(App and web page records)

::::

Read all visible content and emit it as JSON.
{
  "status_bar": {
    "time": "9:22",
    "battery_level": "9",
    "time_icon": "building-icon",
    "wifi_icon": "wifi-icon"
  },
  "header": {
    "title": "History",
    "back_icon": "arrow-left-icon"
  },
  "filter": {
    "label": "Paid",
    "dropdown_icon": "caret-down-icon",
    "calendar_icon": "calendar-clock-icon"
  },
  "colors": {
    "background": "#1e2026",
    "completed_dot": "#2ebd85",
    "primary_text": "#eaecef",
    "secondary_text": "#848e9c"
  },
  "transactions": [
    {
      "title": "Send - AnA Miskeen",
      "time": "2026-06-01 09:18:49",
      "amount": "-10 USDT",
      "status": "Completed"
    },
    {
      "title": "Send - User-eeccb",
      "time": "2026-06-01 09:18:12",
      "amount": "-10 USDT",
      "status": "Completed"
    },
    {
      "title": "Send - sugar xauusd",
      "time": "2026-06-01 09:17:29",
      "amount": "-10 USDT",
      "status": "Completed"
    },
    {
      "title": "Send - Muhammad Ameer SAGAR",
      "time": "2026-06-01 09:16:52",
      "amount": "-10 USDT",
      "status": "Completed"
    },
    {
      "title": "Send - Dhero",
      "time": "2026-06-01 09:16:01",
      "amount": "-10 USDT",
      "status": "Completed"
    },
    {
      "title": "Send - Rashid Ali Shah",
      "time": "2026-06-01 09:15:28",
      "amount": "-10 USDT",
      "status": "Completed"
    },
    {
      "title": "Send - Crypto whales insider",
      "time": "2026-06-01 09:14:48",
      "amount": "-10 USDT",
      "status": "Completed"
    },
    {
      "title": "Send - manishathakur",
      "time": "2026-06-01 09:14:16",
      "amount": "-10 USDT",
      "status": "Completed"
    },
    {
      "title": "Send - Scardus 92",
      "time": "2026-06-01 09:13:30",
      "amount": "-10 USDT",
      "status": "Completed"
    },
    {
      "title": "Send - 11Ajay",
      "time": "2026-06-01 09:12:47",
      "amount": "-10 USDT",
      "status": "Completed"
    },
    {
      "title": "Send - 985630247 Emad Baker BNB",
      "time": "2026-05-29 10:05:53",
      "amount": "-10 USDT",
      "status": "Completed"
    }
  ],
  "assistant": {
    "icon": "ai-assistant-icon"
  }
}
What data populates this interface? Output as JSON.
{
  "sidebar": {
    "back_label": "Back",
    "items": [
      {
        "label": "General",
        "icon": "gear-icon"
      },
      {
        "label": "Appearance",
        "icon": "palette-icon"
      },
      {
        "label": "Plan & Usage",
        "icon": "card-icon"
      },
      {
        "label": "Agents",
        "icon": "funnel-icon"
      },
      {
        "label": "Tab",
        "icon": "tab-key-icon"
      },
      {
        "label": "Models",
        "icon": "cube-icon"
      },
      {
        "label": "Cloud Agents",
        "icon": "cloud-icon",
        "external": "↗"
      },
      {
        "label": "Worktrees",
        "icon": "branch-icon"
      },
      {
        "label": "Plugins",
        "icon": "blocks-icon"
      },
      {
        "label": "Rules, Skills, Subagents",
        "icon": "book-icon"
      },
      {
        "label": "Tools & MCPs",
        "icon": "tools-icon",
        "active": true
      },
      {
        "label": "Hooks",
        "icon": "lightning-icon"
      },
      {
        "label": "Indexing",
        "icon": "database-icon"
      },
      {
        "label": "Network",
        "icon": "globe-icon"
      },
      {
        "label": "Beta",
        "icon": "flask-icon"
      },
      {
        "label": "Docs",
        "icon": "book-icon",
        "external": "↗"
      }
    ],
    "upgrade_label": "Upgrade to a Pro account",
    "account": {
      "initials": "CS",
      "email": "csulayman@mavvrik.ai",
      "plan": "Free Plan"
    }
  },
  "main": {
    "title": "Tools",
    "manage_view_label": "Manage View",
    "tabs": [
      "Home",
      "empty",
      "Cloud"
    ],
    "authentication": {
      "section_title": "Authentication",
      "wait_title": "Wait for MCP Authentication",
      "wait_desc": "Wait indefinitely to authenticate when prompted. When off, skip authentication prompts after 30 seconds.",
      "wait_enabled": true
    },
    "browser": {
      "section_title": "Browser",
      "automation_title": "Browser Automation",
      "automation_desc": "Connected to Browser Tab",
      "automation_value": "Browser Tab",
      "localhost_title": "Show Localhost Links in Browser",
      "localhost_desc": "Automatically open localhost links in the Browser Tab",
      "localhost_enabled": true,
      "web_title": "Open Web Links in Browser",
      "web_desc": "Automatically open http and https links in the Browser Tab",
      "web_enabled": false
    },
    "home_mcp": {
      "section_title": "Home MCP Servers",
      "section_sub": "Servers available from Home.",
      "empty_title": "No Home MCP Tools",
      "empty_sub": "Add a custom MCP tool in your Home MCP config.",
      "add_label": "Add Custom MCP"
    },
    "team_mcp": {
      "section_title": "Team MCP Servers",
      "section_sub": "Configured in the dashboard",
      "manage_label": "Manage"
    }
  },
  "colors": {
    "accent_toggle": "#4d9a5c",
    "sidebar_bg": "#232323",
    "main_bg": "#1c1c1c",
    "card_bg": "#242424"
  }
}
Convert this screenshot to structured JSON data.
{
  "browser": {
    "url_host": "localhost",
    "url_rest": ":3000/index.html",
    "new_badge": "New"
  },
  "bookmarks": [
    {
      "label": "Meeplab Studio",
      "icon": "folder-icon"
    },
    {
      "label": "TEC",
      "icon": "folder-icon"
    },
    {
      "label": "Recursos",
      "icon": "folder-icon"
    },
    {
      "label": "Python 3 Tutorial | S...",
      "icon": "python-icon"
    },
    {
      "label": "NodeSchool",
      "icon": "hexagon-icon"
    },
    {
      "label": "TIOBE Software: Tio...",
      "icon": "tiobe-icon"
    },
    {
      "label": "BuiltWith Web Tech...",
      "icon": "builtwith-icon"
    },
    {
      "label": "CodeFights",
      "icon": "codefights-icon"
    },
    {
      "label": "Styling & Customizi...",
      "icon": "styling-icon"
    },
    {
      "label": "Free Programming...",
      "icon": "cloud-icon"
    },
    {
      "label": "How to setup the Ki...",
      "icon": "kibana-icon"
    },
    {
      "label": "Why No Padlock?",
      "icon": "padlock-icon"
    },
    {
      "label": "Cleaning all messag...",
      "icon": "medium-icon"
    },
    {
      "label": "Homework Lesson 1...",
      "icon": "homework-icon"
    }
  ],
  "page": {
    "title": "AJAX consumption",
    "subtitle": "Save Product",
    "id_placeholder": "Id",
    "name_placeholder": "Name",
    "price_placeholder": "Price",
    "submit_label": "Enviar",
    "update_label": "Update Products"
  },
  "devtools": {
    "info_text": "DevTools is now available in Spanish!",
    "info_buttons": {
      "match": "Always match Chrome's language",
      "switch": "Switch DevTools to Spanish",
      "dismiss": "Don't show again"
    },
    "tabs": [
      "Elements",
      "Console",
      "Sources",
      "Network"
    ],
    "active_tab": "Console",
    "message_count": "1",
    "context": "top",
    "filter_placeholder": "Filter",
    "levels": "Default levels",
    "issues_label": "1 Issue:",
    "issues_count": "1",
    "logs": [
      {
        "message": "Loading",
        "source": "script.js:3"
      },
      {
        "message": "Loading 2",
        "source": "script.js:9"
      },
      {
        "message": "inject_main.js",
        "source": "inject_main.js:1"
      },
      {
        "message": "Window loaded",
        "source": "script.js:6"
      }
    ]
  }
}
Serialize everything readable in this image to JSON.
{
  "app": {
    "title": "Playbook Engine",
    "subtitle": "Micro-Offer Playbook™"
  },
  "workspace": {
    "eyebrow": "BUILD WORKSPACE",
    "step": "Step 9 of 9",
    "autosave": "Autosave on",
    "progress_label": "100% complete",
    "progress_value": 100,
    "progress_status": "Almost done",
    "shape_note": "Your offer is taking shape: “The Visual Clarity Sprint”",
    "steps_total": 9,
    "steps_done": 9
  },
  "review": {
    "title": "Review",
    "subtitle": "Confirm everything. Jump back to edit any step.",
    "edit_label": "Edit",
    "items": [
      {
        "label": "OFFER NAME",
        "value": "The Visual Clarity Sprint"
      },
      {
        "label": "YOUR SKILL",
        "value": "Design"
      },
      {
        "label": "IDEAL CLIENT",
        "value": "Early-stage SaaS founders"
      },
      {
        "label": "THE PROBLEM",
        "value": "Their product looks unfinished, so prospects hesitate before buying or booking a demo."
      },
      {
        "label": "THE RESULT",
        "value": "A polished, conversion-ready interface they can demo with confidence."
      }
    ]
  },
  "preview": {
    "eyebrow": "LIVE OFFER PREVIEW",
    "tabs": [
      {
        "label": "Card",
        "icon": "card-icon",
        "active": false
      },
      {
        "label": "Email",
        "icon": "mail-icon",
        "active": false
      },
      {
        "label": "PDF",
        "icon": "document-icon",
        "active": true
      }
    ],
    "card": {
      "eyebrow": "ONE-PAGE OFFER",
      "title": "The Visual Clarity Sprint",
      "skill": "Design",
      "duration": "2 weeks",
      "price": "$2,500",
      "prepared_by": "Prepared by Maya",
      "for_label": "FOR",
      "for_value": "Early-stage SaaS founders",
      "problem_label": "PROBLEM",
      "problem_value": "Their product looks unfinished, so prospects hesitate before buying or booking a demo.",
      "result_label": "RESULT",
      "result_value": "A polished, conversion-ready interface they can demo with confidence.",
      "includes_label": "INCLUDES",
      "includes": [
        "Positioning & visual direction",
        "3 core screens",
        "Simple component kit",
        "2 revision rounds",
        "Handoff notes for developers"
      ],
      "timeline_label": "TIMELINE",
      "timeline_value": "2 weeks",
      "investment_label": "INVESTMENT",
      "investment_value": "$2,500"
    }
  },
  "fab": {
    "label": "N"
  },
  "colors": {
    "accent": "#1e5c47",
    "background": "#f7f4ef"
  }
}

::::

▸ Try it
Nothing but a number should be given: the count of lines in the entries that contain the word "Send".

▸ Solution to the exercise
11